Re:SCI? (0)

Anonymous Coward | more than 5 years ago | (#26200013)

Want SCI support? See other post [slashdot.org] .

ZX81 fun and games (0)

Anonymous Coward | more than 5 years ago | (#26200181)

If you need more current games for your ZX81, here is where you want to go:

http://www.zx81.de/english/_frame_e.htm

Novembers offering looks cool. Game a month still!

Fallout 3 (1)

sgt scrub (869860) | more than 5 years ago | (#26201445)

The one embedded in Fallout 3 was pretty cool to find. It being on a green screen really helped to bring back the feeling of playing them in the old days.

In case you liked the 7th Guest music... (2, Interesting)

TheMightyFatMan (1436959) | more than 5 years ago | (#26202361)

You can hear the tunes from the 7th Guest and 11th Hour again, and download them, from Amiestreet: http://amiestreet.com/music/the-fat-man-and-team-fat/7-11-soundtrack-to-the-7th-guest/ [amiestreet.com] I tried to make the audio CD a real nice experience, flowing from track to track, and kind of telling a story. I think it came out pretty enjoyable--it feels better to listen to than the CD that came with the game, or the mp3's. At least to me. I hope you enjoy it... http://www.texasmusicroundup.com/The_Fat_Man_p/ru0206.htm [texasmusicroundup.com]

DOSBox is better (0)

Anonymous Coward | more than 5 years ago | (#26203689)

DOSBox seems to be more compatible with more games.
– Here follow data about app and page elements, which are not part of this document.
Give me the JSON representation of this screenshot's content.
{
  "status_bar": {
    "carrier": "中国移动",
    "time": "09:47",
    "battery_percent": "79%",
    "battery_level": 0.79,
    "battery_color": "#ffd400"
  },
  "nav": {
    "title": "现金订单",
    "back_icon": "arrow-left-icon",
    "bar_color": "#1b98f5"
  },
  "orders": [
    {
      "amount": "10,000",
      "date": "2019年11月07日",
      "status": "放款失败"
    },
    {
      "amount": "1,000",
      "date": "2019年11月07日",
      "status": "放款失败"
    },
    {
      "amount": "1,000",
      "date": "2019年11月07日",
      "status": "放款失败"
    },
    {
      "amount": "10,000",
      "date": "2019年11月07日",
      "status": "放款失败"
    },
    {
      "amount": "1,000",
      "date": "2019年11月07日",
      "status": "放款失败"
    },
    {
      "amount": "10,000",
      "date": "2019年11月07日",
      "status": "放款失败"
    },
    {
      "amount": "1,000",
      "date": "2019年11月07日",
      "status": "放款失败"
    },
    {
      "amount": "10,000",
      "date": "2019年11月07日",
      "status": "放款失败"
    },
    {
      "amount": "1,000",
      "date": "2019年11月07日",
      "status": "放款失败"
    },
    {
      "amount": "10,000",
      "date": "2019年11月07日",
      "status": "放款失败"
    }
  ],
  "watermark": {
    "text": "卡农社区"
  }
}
This seems like a hassle.

Re:DOSBox is better (1)

Psychotria (953670) | more than 5 years ago | (#26205477)

It's not a hassle. It's actually very interesting. To enable them to release games simultaneously across different 8 bit platforms they wrote the games to run on a virtual machine. So, to release on another platform all they had to do was port the VM. ScummVM is just another port of that VM. It's an elegant solution. DOSBox can only enable you to play DOS games. ScummVM will allow you to play games never even released for DOS.

No mention of Adventure Game Studio community!?? (1)

OzPhIsH (560038) | more than 5 years ago | (#26204311)

How the hell can a submission titled "The Return of (Old) PC Graphic Adventures," on a geek oriented website, no less, leave out the amazing Adventure Game Studio project and associated community? There is so much original, independent, and FREE adventure gaming awesomeness coming out of of here, I recommend any fan of the genre check it out.

Adventure Game Studio [adventureg...udio.co.uk]

In particular, I have to give a hearty recommendation to "No Action Jackson." The graphic style is a dead ringer for DoTT, and it's amazing on it's own merits.

"The game centres around Jackson, a young, role-playing obsessed nebbish who's got a D&D game scheduled with two of his friends. The only problem is that his mother refuses to let him leave the house because his grandparents are visiting. Jackson's first task is to somehow get out of the house without his mother and grandparents noticing. After finally escaping, Jackson is horrified to discover that his two friends have completely stood him up. You spend the rest of the game trying to track them down and convince them to play D&D as planned."

No Action Jackson [adventuregamers.com]

The dialog and puzzles are all what you would have expected out of a quality Lucas or Sierra game old. Do yourself a favor and check it out! There is plenty more where that came from. I mean, I love what the ScummVM team has done, but AGS is way more interesting to me, as it's delivering a lot more new and original gaming content.
Check for New Comments
Slashdot Account

Need an Account?

Forgot your password?

Don't worry, we never post anything without your permission.

Submission Text Formatting Tips

We support a small subset of HTML, namely these tags:

  • b
  • i
  • p
  • br
  • a
  • ol
  • ul
  • li
  • dl
  • dt
  • dd
  • em
  • strong
  • tt
  • blockquote
  • div
  • quote
  • ecode

"ecode" can be used for code snippets, for example:

<ecode>    while(1) { do_something(); } </ecode>
Create a Slashdot Account

Loading...